**What you should do**
Give the data below again exactly as written, but without the pictures.

[Web page and app entries]
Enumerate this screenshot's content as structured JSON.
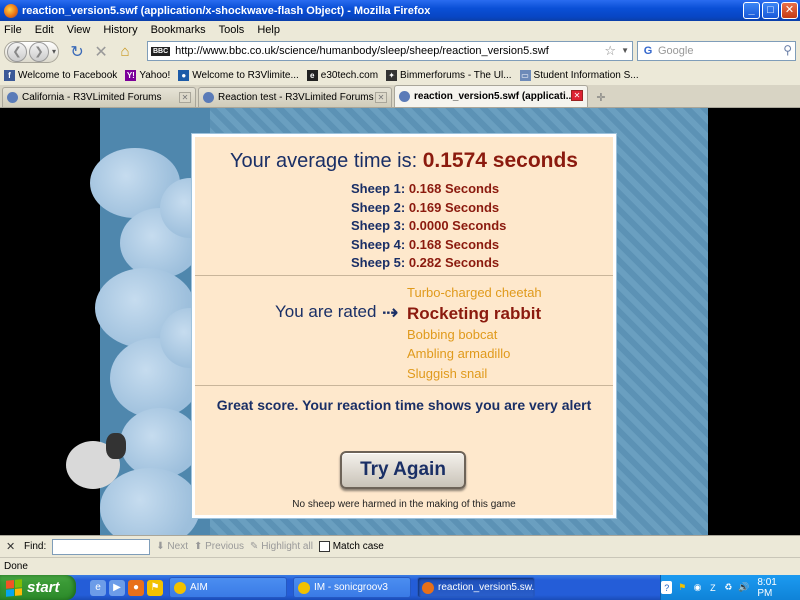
{
  "window": {
    "title": "reaction_version5.swf (application/x-shockwave-flash Object) - Mozilla Firefox",
    "minimize": "_",
    "maximize": "□",
    "close": "✕"
  },
  "menu": [
    "File",
    "Edit",
    "View",
    "History",
    "Bookmarks",
    "Tools",
    "Help"
  ],
  "nav": {
    "url": "http://www.bbc.co.uk/science/humanbody/sleep/sheep/reaction_version5.swf",
    "site_badge": "BBC",
    "search_placeholder": "Google"
  },
  "bookmarks": [
    {
      "label": "Welcome to Facebook",
      "icon": "facebook-icon",
      "color": "#3b5998",
      "glyph": "f"
    },
    {
      "label": "Yahoo!",
      "icon": "yahoo-icon",
      "color": "#7b0099",
      "glyph": "Y!"
    },
    {
      "label": "Welcome to R3Vlimite...",
      "icon": "bmw-icon",
      "color": "#1c5ba8",
      "glyph": "●"
    },
    {
      "label": "e30tech.com",
      "icon": "e30tech-icon",
      "color": "#222222",
      "glyph": "e"
    },
    {
      "label": "Bimmerforums - The Ul...",
      "icon": "bimmerforums-icon",
      "color": "#333333",
      "glyph": "✦"
    },
    {
      "label": "Student Information S...",
      "icon": "page-icon",
      "color": "#6d8ab8",
      "glyph": "▭"
    }
  ],
  "tabs": [
    {
      "label": "California - R3VLimited Forums",
      "active": false
    },
    {
      "label": "Reaction test - R3VLimited Forums",
      "active": false
    },
    {
      "label": "reaction_version5.swf (applicati...",
      "active": true
    }
  ],
  "result": {
    "avg_label": "Your average time is:",
    "avg_value": "0.1574 seconds",
    "sheep": [
      {
        "label": "Sheep 1:",
        "value": "0.168 Seconds"
      },
      {
        "label": "Sheep 2:",
        "value": "0.169 Seconds"
      },
      {
        "label": "Sheep 3:",
        "value": "0.0000 Seconds"
      },
      {
        "label": "Sheep 4:",
        "value": "0.168 Seconds"
      },
      {
        "label": "Sheep 5:",
        "value": "0.282 Seconds"
      }
    ],
    "rated_label": "You are rated",
    "ratings": [
      {
        "label": "Turbo-charged cheetah",
        "current": false
      },
      {
        "label": "Rocketing rabbit",
        "current": true
      },
      {
        "label": "Bobbing bobcat",
        "current": false
      },
      {
        "label": "Ambling armadillo",
        "current": false
      },
      {
        "label": "Sluggish snail",
        "current": false
      }
    ],
    "message": "Great score. Your reaction time shows you are very alert",
    "try_again": "Try Again",
    "disclaimer": "No sheep were harmed in the making of this game"
  },
  "findbar": {
    "label": "Find:",
    "next": "Next",
    "previous": "Previous",
    "highlight": "Highlight all",
    "match_case": "Match case"
  },
  "status": "Done",
  "taskbar": {
    "start": "start",
    "tasks": [
      {
        "label": "AIM",
        "width": 118,
        "active": false,
        "color": "#f2c100"
      },
      {
        "label": "IM - sonicgroov3",
        "width": 118,
        "active": false,
        "color": "#f2c100"
      },
      {
        "label": "reaction_version5.sw...",
        "width": 118,
        "active": true,
        "color": "#e8701a"
      }
    ],
    "clock": "8:01 PM"
  },
  "colors": {
    "navy_text": "#1a2f66",
    "value_red": "#8b1a0e",
    "rating_orange": "#e09a1c",
    "panel_bg": "#fee8cc"
  }
}
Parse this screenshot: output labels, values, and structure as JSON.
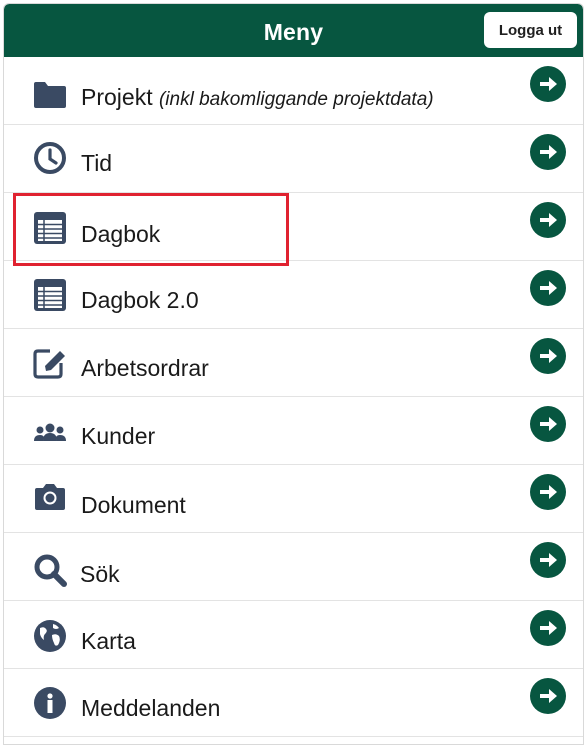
{
  "header": {
    "title": "Meny",
    "logout_label": "Logga ut"
  },
  "menu": {
    "items": [
      {
        "label": "Projekt",
        "note": "(inkl bakomliggande projektdata)",
        "icon": "folder-icon"
      },
      {
        "label": "Tid",
        "icon": "clock-icon"
      },
      {
        "label": "Dagbok",
        "icon": "diary-icon"
      },
      {
        "label": "Dagbok 2.0",
        "icon": "diary-icon"
      },
      {
        "label": "Arbetsordrar",
        "icon": "edit-icon"
      },
      {
        "label": "Kunder",
        "icon": "users-icon"
      },
      {
        "label": "Dokument",
        "icon": "camera-icon"
      },
      {
        "label": "Sök",
        "icon": "search-icon"
      },
      {
        "label": "Karta",
        "icon": "globe-icon"
      },
      {
        "label": "Meddelanden",
        "icon": "info-icon"
      }
    ]
  },
  "colors": {
    "header_bg": "#075640",
    "arrow_bg": "#075640",
    "icon": "#3a4a63",
    "highlight": "#e02230"
  }
}
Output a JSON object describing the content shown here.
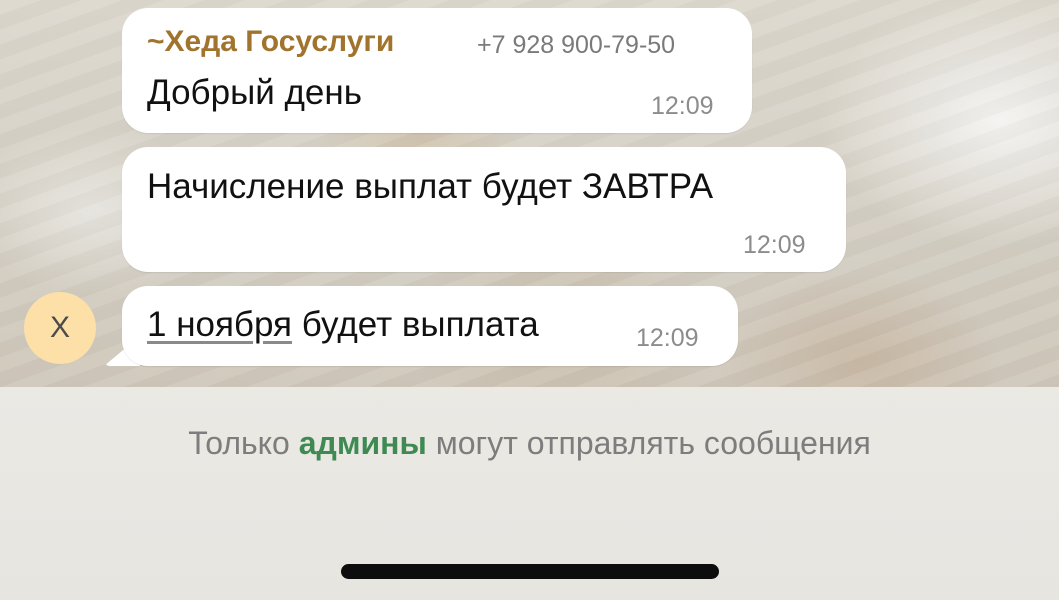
{
  "chat": {
    "messages": [
      {
        "sender_prefix": "~",
        "sender_name": "Хеда Госуслуги",
        "sender_phone": "+7 928 900-79-50",
        "text": "Добрый день",
        "time": "12:09"
      },
      {
        "text": "Начисление выплат будет ЗАВТРА",
        "time": "12:09"
      },
      {
        "text_link": "1 ноября",
        "text_rest": " будет выплата",
        "time": "12:09",
        "avatar_initial": "Х"
      }
    ]
  },
  "footer": {
    "notice_before": "Только ",
    "notice_admins": "админы",
    "notice_after": " могут отправлять сообщения"
  },
  "colors": {
    "sender_name": "#a1742d",
    "admins_highlight": "#3f8a53",
    "avatar_bg": "#fddfa8",
    "bubble_bg": "#ffffff"
  }
}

**Solution to the exercise**
Enumerate this screenshot's content as structured JSON.
{
  "window": {
    "title": "reaction_version5.swf (application/x-shockwave-flash Object) - Mozilla Firefox",
    "minimize": "_",
    "maximize": "□",
    "close": "✕"
  },
  "menu": [
    "File",
    "Edit",
    "View",
    "History",
    "Bookmarks",
    "Tools",
    "Help"
  ],
  "nav": {
    "url": "http://www.bbc.co.uk/science/humanbody/sleep/sheep/reaction_version5.swf",
    "site_badge": "BBC",
    "search_placeholder": "Google"
  },
  "bookmarks": [
    {
      "label": "Welcome to Facebook",
      "icon": "facebook-icon",
      "color": "#3b5998",
      "glyph": "f"
    },
    {
      "label": "Yahoo!",
      "icon": "yahoo-icon",
      "color": "#7b0099",
      "glyph": "Y!"
    },
    {
      "label": "Welcome to R3Vlimite...",
      "icon": "bmw-icon",
      "color": "#1c5ba8",
      "glyph": "●"
    },
    {
      "label": "e30tech.com",
      "icon": "e30tech-icon",
      "color": "#222222",
      "glyph": "e"
    },
    {
      "label": "Bimmerforums - The Ul...",
      "icon": "bimmerforums-icon",
      "color": "#333333",
      "glyph": "✦"
    },
    {
      "label": "Student Information S...",
      "icon": "page-icon",
      "color": "#6d8ab8",
      "glyph": "▭"
    }
  ],
  "tabs": [
    {
      "label": "California - R3VLimited Forums",
      "active": false
    },
    {
      "label": "Reaction test - R3VLimited Forums",
      "active": false
    },
    {
      "label": "reaction_version5.swf (applicati...",
      "active": true
    }
  ],
  "result": {
    "avg_label": "Your average time is:",
    "avg_value": "0.1574 seconds",
    "sheep": [
      {
        "label": "Sheep 1:",
        "value": "0.168 Seconds"
      },
      {
        "label": "Sheep 2:",
        "value": "0.169 Seconds"
      },
      {
        "label": "Sheep 3:",
        "value": "0.0000 Seconds"
      },
      {
        "label": "Sheep 4:",
        "value": "0.168 Seconds"
      },
      {
        "label": "Sheep 5:",
        "value": "0.282 Seconds"
      }
    ],
    "rated_label": "You are rated",
    "ratings": [
      {
        "label": "Turbo-charged cheetah",
        "current": false
      },
      {
        "label": "Rocketing rabbit",
        "current": true
      },
      {
        "label": "Bobbing bobcat",
        "current": false
      },
      {
        "label": "Ambling armadillo",
        "current": false
      },
      {
        "label": "Sluggish snail",
        "current": false
      }
    ],
    "message": "Great score. Your reaction time shows you are very alert",
    "try_again": "Try Again",
    "disclaimer": "No sheep were harmed in the making of this game"
  },
  "findbar": {
    "label": "Find:",
    "next": "Next",
    "previous": "Previous",
    "highlight": "Highlight all",
    "match_case": "Match case"
  },
  "status": "Done",
  "taskbar": {
    "start": "start",
    "tasks": [
      {
        "label": "AIM",
        "width": 118,
        "active": false,
        "color": "#f2c100"
      },
      {
        "label": "IM - sonicgroov3",
        "width": 118,
        "active": false,
        "color": "#f2c100"
      },
      {
        "label": "reaction_version5.sw...",
        "width": 118,
        "active": true,
        "color": "#e8701a"
      }
    ],
    "clock": "8:01 PM"
  },
  "colors": {
    "navy_text": "#1a2f66",
    "value_red": "#8b1a0e",
    "rating_orange": "#e09a1c",
    "panel_bg": "#fee8cc"
  }
}
Parse this screenshot: output labels, values, and structure as JSON.
{
  "header": {
    "title": "Meny",
    "logout_label": "Logga ut"
  },
  "menu": {
    "items": [
      {
        "label": "Projekt",
        "note": "(inkl bakomliggande projektdata)",
        "icon": "folder-icon"
      },
      {
        "label": "Tid",
        "icon": "clock-icon"
      },
      {
        "label": "Dagbok",
        "icon": "diary-icon"
      },
      {
        "label": "Dagbok 2.0",
        "icon": "diary-icon"
      },
      {
        "label": "Arbetsordrar",
        "icon": "edit-icon"
      },
      {
        "label": "Kunder",
        "icon": "users-icon"
      },
      {
        "label": "Dokument",
        "icon": "camera-icon"
      },
      {
        "label": "Sök",
        "icon": "search-icon"
      },
      {
        "label": "Karta",
        "icon": "globe-icon"
      },
      {
        "label": "Meddelanden",
        "icon": "info-icon"
      }
    ]
  },
  "colors": {
    "header_bg": "#075640",
    "arrow_bg": "#075640",
    "icon": "#3a4a63",
    "highlight": "#e02230"
  }
}
Output a JSON object describing the content shown here.
{
  "chat": {
    "messages": [
      {
        "sender_prefix": "~",
        "sender_name": "Хеда Госуслуги",
        "sender_phone": "+7 928 900-79-50",
        "text": "Добрый день",
        "time": "12:09"
      },
      {
        "text": "Начисление выплат будет ЗАВТРА",
        "time": "12:09"
      },
      {
        "text_link": "1 ноября",
        "text_rest": " будет выплата",
        "time": "12:09",
        "avatar_initial": "Х"
      }
    ]
  },
  "footer": {
    "notice_before": "Только ",
    "notice_admins": "админы",
    "notice_after": " могут отправлять сообщения"
  },
  "colors": {
    "sender_name": "#a1742d",
    "admins_highlight": "#3f8a53",
    "avatar_bg": "#fddfa8",
    "bubble_bg": "#ffffff"
  }
}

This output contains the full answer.